_Task goal_. Draw out every line with the word "icon" from the listing below.

_Records supplied_.

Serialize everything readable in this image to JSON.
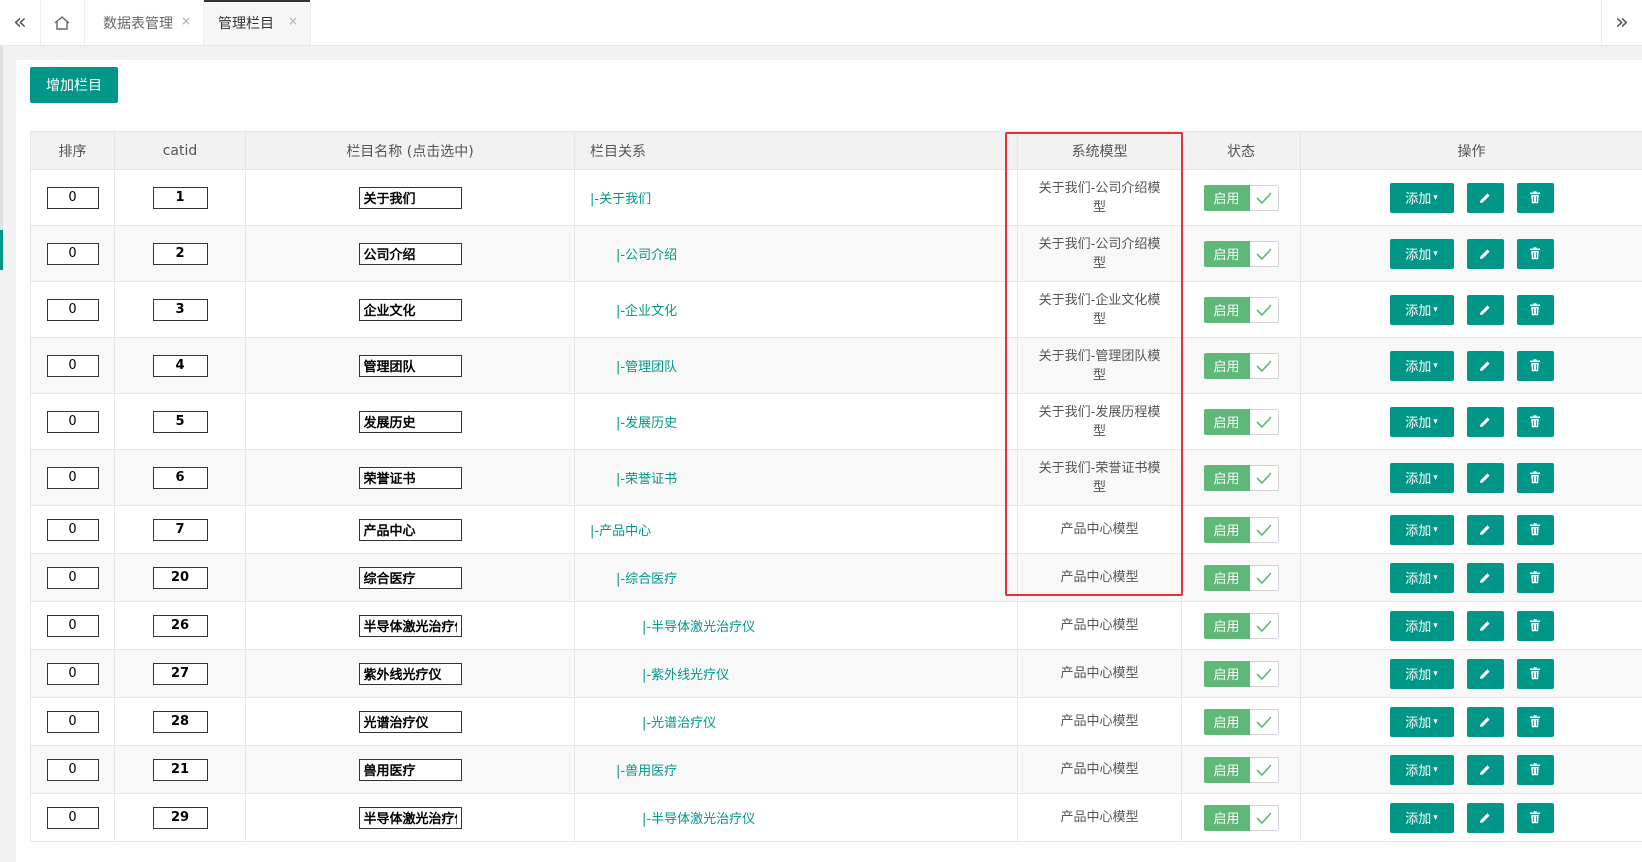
{
  "tabs": [
    {
      "label": "数据表管理",
      "close": "×",
      "active": false
    },
    {
      "label": "管理栏目",
      "close": "×",
      "active": true
    }
  ],
  "toolbar": {
    "add_label": "增加栏目"
  },
  "table": {
    "headers": [
      "排序",
      "catid",
      "栏目名称 (点击选中)",
      "栏目关系",
      "系统模型",
      "状态",
      "操作"
    ],
    "rows": [
      {
        "sort": "0",
        "catid": "1",
        "name": "关于我们",
        "relation": "|-关于我们",
        "level": 0,
        "model": "关于我们-公司介绍模型",
        "status": "启用"
      },
      {
        "sort": "0",
        "catid": "2",
        "name": "公司介绍",
        "relation": "|-公司介绍",
        "level": 1,
        "model": "关于我们-公司介绍模型",
        "status": "启用"
      },
      {
        "sort": "0",
        "catid": "3",
        "name": "企业文化",
        "relation": "|-企业文化",
        "level": 1,
        "model": "关于我们-企业文化模型",
        "status": "启用"
      },
      {
        "sort": "0",
        "catid": "4",
        "name": "管理团队",
        "relation": "|-管理团队",
        "level": 1,
        "model": "关于我们-管理团队模型",
        "status": "启用"
      },
      {
        "sort": "0",
        "catid": "5",
        "name": "发展历史",
        "relation": "|-发展历史",
        "level": 1,
        "model": "关于我们-发展历程模型",
        "status": "启用"
      },
      {
        "sort": "0",
        "catid": "6",
        "name": "荣誉证书",
        "relation": "|-荣誉证书",
        "level": 1,
        "model": "关于我们-荣誉证书模型",
        "status": "启用"
      },
      {
        "sort": "0",
        "catid": "7",
        "name": "产品中心",
        "relation": "|-产品中心",
        "level": 0,
        "model": "产品中心模型",
        "status": "启用"
      },
      {
        "sort": "0",
        "catid": "20",
        "name": "综合医疗",
        "relation": "|-综合医疗",
        "level": 1,
        "model": "产品中心模型",
        "status": "启用"
      },
      {
        "sort": "0",
        "catid": "26",
        "name": "半导体激光治疗仪",
        "relation": "|-半导体激光治疗仪",
        "level": 2,
        "model": "产品中心模型",
        "status": "启用"
      },
      {
        "sort": "0",
        "catid": "27",
        "name": "紫外线光疗仪",
        "relation": "|-紫外线光疗仪",
        "level": 2,
        "model": "产品中心模型",
        "status": "启用"
      },
      {
        "sort": "0",
        "catid": "28",
        "name": "光谱治疗仪",
        "relation": "|-光谱治疗仪",
        "level": 2,
        "model": "产品中心模型",
        "status": "启用"
      },
      {
        "sort": "0",
        "catid": "21",
        "name": "兽用医疗",
        "relation": "|-兽用医疗",
        "level": 1,
        "model": "产品中心模型",
        "status": "启用"
      },
      {
        "sort": "0",
        "catid": "29",
        "name": "半导体激光治疗仪",
        "relation": "|-半导体激光治疗仪",
        "level": 2,
        "model": "产品中心模型",
        "status": "启用"
      }
    ],
    "ops": {
      "add_label": "添加",
      "add_caret": "▾",
      "edit_icon": "pencil-icon",
      "delete_icon": "trash-icon"
    }
  },
  "colors": {
    "primary": "#009688",
    "switch_on": "#5fb878",
    "highlight_box": "#e0333a"
  }
}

_Answer section_.
      "edit_icon": "pencil-icon",
      "delete_icon": "trash-icon"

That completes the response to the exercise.